Mabé continues to make benches to leave for sale at the market, the day we go to the village. Self-absorbed in his work with the dedication of an artist, his tranquility is absolute. Rushing does not exist here and life happens at the rural pace of the Congo.
Children play ball every afternoon. Marinated in dust, they roam around the ground, chase and catch each other, hide and seek. What they lack in material wealth they have in tireless energy. They laugh their asses off for the mere fact of being children. They have no toys of any kind but that is no impediment to deprive themselves of having fun. Any object has the potential to be a toy, any motive is a perfect excuse to keep playing.
I extended my stay in Ondingui as much as I could, 5 days. I wanted to start building the oven by myself with Mabé and the neighbors, but to no avail. In the end, I had to commission the work and leave it paid for to the neighboring oven builder with whom I was finally able to meet. I was able to buy all the ingredients to make bread and leave a sort recipe written that indicates how to do it. This seemed more useful to me than to leave it to the fate of an immense task, such as waiting for Mabé to turn to another neighbor, a baker, to teach him how to make bread, or even less feasible, for the latter to approach them to explain how. I was able to mount drums to protect the flour from the mice and containers without rust to keep the oil. Finally, after long days of trying to explain the idea (and importance) behind saving money, I left in writing in a notebook how to manage the money I would leave with them to finally start the business and make it work. Mabé does not know how to read but his kid does.
This simple experience, so simple in theory, as building a small bread oven in a village in the Congo and trying to make work a simple business gave me a clear idea of the enormous complexity behind the great material backwardness of Africa. It is a dimension that encompasses, from the most intrinsic aspects of many Africans, to how they try to coexist (with their innate customs and traditions), in a world where the existential models of Western development have been imposed by force. There is no easy solution to this.

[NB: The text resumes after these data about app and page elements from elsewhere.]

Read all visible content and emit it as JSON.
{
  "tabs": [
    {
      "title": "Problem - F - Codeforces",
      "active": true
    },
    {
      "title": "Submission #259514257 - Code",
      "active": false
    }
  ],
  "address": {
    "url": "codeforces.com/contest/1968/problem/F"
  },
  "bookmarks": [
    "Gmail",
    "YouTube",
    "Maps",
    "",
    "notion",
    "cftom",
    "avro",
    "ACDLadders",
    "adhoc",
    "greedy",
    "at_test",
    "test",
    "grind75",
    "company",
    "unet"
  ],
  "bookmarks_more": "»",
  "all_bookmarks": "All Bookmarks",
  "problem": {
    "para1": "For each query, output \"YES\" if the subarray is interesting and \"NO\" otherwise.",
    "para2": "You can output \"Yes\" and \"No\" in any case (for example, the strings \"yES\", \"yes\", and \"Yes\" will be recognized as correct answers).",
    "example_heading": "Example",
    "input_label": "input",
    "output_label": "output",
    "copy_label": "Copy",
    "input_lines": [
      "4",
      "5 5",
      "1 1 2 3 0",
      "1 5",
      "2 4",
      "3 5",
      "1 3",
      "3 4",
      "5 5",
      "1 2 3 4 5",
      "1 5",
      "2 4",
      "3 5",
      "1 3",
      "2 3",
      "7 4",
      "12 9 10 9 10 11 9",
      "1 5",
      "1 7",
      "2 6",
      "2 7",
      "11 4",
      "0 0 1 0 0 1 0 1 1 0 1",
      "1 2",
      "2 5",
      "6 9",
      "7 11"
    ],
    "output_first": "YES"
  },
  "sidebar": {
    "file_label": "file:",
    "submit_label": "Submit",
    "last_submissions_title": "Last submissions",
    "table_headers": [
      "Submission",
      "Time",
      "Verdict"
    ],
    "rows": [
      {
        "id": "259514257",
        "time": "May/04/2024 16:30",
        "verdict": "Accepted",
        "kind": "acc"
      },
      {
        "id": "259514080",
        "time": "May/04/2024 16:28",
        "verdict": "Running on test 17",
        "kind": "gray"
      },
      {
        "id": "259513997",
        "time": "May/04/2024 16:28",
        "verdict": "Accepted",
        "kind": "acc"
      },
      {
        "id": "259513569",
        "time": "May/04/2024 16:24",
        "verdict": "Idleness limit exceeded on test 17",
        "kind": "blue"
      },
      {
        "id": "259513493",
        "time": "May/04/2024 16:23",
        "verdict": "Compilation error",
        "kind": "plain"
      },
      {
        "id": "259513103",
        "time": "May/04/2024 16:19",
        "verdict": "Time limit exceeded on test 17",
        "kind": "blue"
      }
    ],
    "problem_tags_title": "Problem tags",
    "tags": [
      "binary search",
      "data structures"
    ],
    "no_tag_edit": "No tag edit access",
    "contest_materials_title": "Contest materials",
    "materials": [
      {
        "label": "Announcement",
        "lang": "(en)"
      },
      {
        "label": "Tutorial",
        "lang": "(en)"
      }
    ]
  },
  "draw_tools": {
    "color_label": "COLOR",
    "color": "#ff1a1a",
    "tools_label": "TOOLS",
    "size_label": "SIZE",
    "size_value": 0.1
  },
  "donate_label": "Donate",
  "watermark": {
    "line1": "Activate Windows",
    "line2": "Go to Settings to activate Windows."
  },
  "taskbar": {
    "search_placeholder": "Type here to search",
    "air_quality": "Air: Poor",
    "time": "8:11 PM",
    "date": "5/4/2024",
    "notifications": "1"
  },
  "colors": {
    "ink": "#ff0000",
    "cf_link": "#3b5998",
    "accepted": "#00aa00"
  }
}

I left Ondingui with more questions than the answers I was able provide during those days. To this day I have not managed to get my contact in the village to be at the only point where the elusive mobile phone network signal reaches the moment I call it. Therefore I was never able to know if the oven has finally been built or not. Part of me wants to be optimistic and believe that yes, it has been built. But my more down-to-earth side tells me that nothing has changed, that the money has vanished in the needs (and not so much needs) of the moment, that the ingredients were spoiled, and that the oven builder never bothered to get to the bakery to do his job.
Be that as it may, I have learned much from this experience, and if there is one thing I have never lacked, it is to have been treated and received with the deepest affection by people who have nothing but who do all they can within their limitations to live with dignity the hard life they've been born to live. More importantly, whatever they may lack, nothing prevents them from living with a broad smile on their faces. That leads me to think that I do not know if it is me who has more to learn from them, than they have to learn from me. I prefer to believe that the reality is that we both have a lot to learn from each other. Now, it is time to cross Gabon and enter the jungle.